“Exyn’s latest technology demonstration pushes the boundary of what can be done with autonomous flying systems in situations where GPS is not available. Getting aerial systems to fly reliably in cluttered environments is extremely difficult and manual piloting in underground settings is often impossible.” said Camillo J. Taylor, Raymond S. Markowitz President’s Distinguished Professor, Computer and Information Science Department at University of Pennsylvania. “Having a solution that allows human operators to task these systems at a very high level without needing piloting expertise opens up a number of applications in autonomous inspection of mines and other critical infrastructure.”
Over the last decade, drones technology has been steadily evolving. Starting from hobbyist drones where the pilot had 100% control via a radio controlled unit, the market for consumer drones has evolved to include level 2 and level 3 autonomy for the class of consumer video capture drones (DJI, Skydio and the like). On the commercial side, video drone platforms have evolved to enable high quality, 8K video for use in movies and architectural documentation. However, the market for fully autonomous, obstacle-avoiding, path-finding aerial operations is still maturing. Advancements in chip technology, and the availability of onboard computing power, along with advancements in battery technology, all come together in solutions such as the Exyn Technologies drone platform.
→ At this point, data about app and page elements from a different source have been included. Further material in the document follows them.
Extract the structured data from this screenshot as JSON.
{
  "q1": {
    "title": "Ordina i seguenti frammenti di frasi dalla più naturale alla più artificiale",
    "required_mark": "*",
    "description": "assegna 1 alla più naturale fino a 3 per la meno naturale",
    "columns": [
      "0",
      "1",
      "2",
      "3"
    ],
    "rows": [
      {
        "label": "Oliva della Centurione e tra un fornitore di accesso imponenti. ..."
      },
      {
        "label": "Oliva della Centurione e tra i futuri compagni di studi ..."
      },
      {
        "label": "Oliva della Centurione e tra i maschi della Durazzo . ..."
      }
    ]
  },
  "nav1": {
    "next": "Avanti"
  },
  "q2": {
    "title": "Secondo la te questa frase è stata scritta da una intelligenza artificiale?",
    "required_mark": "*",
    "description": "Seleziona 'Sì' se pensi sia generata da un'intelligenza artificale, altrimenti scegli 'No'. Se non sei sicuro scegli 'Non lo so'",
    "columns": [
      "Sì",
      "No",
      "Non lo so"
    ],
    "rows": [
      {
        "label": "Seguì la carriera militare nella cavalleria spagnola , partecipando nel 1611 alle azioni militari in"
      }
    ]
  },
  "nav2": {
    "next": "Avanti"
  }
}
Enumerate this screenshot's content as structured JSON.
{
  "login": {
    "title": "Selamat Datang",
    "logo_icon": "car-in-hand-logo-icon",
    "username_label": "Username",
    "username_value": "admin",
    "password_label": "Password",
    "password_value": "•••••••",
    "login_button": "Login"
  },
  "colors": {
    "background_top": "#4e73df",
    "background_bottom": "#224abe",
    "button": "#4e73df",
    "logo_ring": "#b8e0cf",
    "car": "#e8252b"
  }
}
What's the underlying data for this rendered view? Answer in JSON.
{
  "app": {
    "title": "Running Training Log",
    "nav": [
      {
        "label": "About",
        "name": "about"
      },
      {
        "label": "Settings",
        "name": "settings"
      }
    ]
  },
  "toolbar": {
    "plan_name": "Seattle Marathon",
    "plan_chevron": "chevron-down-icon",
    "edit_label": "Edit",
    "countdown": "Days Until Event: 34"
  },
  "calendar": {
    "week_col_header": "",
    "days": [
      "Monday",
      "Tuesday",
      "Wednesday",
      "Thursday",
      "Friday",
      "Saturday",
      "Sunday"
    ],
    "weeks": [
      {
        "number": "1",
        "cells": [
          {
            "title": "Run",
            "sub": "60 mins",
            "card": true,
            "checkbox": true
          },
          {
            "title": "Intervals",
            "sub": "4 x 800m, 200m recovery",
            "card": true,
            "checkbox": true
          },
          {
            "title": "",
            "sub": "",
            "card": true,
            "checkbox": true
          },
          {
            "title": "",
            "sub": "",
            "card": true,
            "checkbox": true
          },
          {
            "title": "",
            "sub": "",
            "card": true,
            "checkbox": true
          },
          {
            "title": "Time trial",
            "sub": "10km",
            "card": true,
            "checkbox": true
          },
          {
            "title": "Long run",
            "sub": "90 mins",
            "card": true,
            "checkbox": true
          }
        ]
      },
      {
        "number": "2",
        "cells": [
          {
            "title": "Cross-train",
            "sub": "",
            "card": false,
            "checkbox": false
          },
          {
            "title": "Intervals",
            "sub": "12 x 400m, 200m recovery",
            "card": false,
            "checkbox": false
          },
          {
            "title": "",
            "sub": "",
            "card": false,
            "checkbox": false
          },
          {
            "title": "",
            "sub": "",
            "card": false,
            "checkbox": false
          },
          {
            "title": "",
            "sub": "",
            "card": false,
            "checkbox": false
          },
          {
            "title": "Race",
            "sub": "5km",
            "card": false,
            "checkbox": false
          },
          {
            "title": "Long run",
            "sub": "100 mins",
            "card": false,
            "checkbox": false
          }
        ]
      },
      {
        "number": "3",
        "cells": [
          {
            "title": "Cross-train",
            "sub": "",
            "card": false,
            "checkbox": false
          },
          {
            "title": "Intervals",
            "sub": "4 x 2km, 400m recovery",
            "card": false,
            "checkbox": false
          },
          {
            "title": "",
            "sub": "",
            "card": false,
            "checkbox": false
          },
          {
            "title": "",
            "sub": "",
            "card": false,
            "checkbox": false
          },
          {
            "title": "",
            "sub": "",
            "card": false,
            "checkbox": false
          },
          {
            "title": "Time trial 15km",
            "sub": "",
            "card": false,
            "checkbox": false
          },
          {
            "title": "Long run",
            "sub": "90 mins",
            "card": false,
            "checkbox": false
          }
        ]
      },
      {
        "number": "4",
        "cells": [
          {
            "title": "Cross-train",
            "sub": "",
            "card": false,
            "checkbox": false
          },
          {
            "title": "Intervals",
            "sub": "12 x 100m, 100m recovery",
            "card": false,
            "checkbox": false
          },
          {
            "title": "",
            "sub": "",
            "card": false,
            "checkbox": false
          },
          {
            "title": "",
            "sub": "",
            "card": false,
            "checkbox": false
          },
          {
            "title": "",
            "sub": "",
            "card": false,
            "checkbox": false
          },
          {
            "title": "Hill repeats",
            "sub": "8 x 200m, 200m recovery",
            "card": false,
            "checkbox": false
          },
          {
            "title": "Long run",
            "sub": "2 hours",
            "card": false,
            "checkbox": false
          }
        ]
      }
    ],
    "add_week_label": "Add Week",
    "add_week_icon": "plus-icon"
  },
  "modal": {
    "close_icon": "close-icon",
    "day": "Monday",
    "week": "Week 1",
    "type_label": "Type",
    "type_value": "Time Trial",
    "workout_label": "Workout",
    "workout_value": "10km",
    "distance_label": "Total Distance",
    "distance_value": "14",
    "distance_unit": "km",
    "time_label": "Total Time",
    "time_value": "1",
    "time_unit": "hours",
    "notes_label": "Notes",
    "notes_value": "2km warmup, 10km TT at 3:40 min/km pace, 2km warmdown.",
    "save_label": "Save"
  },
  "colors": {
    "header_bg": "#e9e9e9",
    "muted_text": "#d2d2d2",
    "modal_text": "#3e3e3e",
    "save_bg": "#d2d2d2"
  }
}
“The ability for unmanned aerial vehicles to fly beyond the operator’s visual line of sight has been a milestone in achieving true pilotless autonomy. Most players in this space have achieved Level 2 or perhaps Level 3 autonomy at best, which in the best cases necessitates persistent communications and a fallback-ready human operator to intervene or direct the system to complete the mission,” said Nader Elm, CEO of Exyn Technologies.
“Our systems are not only the most sophisticated available commercially worldwide, but the unique capabilities we possess are fundamentally necessary for safe and successful operation in the most challenging of environments. This has been the missing link to maximizing the success of critical applications, such as industrial inspections, search and rescue missions and Intelligence, Surveillance and Reconnaissance (ISR) for government operations.”
In simple terms, comparing previous autonomy standards with that of Exyn is like the difference between self-navigating a single, defined road versus uncharted terrain in unknown and unmapped territory. Unlike a car, however, a drone must be able to maneuver within three different axes and pack all its intelligence and sensors onto a fraction of the total body size with severe weight restrictions.
“People have been talking about Level 4 Autonomy in driverless cars for some time, but having that same degree of intelligence condensed onboard a self-sufficient UAV is an entirely different engineering challenge in and of itself,” said Jason Derenick, CTO at Exyn Technologies.
“Achieving Level 5 is the holy grail of autonomous systems—this is when the drone can demonstrate 100% control in an unbounded environment without any input from a human operator whatsoever. While I don’t believe we will witness this in my lifetime, I do believe we will push the limits of what’s possible with advanced Level 4. We are already working on attaining Level 4B autonomy with swarms, or collaborative multi-robot systems.”
Exyn has successfully commercialized industrial-grade drone autonomy with major customers in mining, construction, and logistics, and is rolling out Level 4 autonomous capabilities over the next few months. You can download the latest white paper about the levels of autonomy from Exyn for more information.
You can also listen to the interview with Exyn Technologies CEO Nader Elm on The Robot Report Podcast.